== To do ==
Take the entries below and give them back exactly. Leave out nothing.

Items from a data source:
----

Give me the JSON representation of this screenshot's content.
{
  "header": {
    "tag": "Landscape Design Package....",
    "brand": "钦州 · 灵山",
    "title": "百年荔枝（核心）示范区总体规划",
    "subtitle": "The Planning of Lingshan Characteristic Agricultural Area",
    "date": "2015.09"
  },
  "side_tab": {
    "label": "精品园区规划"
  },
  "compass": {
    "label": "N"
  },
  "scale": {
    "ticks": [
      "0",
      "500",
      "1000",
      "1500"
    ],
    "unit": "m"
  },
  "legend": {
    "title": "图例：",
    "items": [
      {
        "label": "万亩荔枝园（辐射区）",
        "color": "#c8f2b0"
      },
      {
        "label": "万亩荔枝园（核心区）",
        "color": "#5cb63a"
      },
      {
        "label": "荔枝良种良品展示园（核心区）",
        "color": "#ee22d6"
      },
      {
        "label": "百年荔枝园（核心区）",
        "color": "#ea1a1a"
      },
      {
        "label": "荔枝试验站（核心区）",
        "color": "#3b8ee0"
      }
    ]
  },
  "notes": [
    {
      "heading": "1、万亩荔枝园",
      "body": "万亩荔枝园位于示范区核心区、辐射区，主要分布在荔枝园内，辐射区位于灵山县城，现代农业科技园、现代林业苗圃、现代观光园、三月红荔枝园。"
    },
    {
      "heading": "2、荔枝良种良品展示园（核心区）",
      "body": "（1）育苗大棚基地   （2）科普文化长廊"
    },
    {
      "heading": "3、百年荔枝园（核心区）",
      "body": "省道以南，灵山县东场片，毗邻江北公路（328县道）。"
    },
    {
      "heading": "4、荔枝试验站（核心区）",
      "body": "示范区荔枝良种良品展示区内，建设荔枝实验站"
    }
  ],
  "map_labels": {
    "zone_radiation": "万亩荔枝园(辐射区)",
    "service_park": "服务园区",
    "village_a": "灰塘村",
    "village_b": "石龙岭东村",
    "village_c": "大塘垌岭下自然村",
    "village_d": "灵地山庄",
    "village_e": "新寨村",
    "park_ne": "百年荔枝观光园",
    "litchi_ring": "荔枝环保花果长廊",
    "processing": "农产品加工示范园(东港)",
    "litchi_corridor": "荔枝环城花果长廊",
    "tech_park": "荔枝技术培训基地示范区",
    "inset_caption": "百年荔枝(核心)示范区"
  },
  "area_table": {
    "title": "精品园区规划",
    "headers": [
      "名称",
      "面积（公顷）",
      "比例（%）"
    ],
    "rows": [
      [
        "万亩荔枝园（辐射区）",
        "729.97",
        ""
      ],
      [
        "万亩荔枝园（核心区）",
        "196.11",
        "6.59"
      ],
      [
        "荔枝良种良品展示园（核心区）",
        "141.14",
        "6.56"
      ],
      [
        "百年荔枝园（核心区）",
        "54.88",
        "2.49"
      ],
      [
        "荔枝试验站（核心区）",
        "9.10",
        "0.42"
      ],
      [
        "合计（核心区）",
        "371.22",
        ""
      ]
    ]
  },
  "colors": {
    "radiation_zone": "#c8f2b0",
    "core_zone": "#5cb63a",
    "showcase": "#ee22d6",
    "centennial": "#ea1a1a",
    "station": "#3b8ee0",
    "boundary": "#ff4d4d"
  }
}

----

== Finished exercise ==
Give me the JSON representation of this screenshot's content.
{
  "header": {
    "tag": "Landscape Design Package....",
    "brand": "钦州 · 灵山",
    "title": "百年荔枝（核心）示范区总体规划",
    "subtitle": "The Planning of Lingshan Characteristic Agricultural Area",
    "date": "2015.09"
  },
  "side_tab": {
    "label": "精品园区规划"
  },
  "compass": {
    "label": "N"
  },
  "scale": {
    "ticks": [
      "0",
      "500",
      "1000",
      "1500"
    ],
    "unit": "m"
  },
  "legend": {
    "title": "图例：",
    "items": [
      {
        "label": "万亩荔枝园（辐射区）",
        "color": "#c8f2b0"
      },
      {
        "label": "万亩荔枝园（核心区）",
        "color": "#5cb63a"
      },
      {
        "label": "荔枝良种良品展示园（核心区）",
        "color": "#ee22d6"
      },
      {
        "label": "百年荔枝园（核心区）",
        "color": "#ea1a1a"
      },
      {
        "label": "荔枝试验站（核心区）",
        "color": "#3b8ee0"
      }
    ]
  },
  "notes": [
    {
      "heading": "1、万亩荔枝园",
      "body": "万亩荔枝园位于示范区核心区、辐射区，主要分布在荔枝园内，辐射区位于灵山县城，现代农业科技园、现代林业苗圃、现代观光园、三月红荔枝园。"
    },
    {
      "heading": "2、荔枝良种良品展示园（核心区）",
      "body": "（1）育苗大棚基地   （2）科普文化长廊"
    },
    {
      "heading": "3、百年荔枝园（核心区）",
      "body": "省道以南，灵山县东场片，毗邻江北公路（328县道）。"
    },
    {
      "heading": "4、荔枝试验站（核心区）",
      "body": "示范区荔枝良种良品展示区内，建设荔枝实验站"
    }
  ],
  "map_labels": {
    "zone_radiation": "万亩荔枝园(辐射区)",
    "service_park": "服务园区",
    "village_a": "灰塘村",
    "village_b": "石龙岭东村",
    "village_c": "大塘垌岭下自然村",
    "village_d": "灵地山庄",
    "village_e": "新寨村",
    "park_ne": "百年荔枝观光园",
    "litchi_ring": "荔枝环保花果长廊",
    "processing": "农产品加工示范园(东港)",
    "litchi_corridor": "荔枝环城花果长廊",
    "tech_park": "荔枝技术培训基地示范区",
    "inset_caption": "百年荔枝(核心)示范区"
  },
  "area_table": {
    "title": "精品园区规划",
    "headers": [
      "名称",
      "面积（公顷）",
      "比例（%）"
    ],
    "rows": [
      [
        "万亩荔枝园（辐射区）",
        "729.97",
        ""
      ],
      [
        "万亩荔枝园（核心区）",
        "196.11",
        "6.59"
      ],
      [
        "荔枝良种良品展示园（核心区）",
        "141.14",
        "6.56"
      ],
      [
        "百年荔枝园（核心区）",
        "54.88",
        "2.49"
      ],
      [
        "荔枝试验站（核心区）",
        "9.10",
        "0.42"
      ],
      [
        "合计（核心区）",
        "371.22",
        ""
      ]
    ]
  },
  "colors": {
    "radiation_zone": "#c8f2b0",
    "core_zone": "#5cb63a",
    "showcase": "#ee22d6",
    "centennial": "#ea1a1a",
    "station": "#3b8ee0",
    "boundary": "#ff4d4d"
  }
}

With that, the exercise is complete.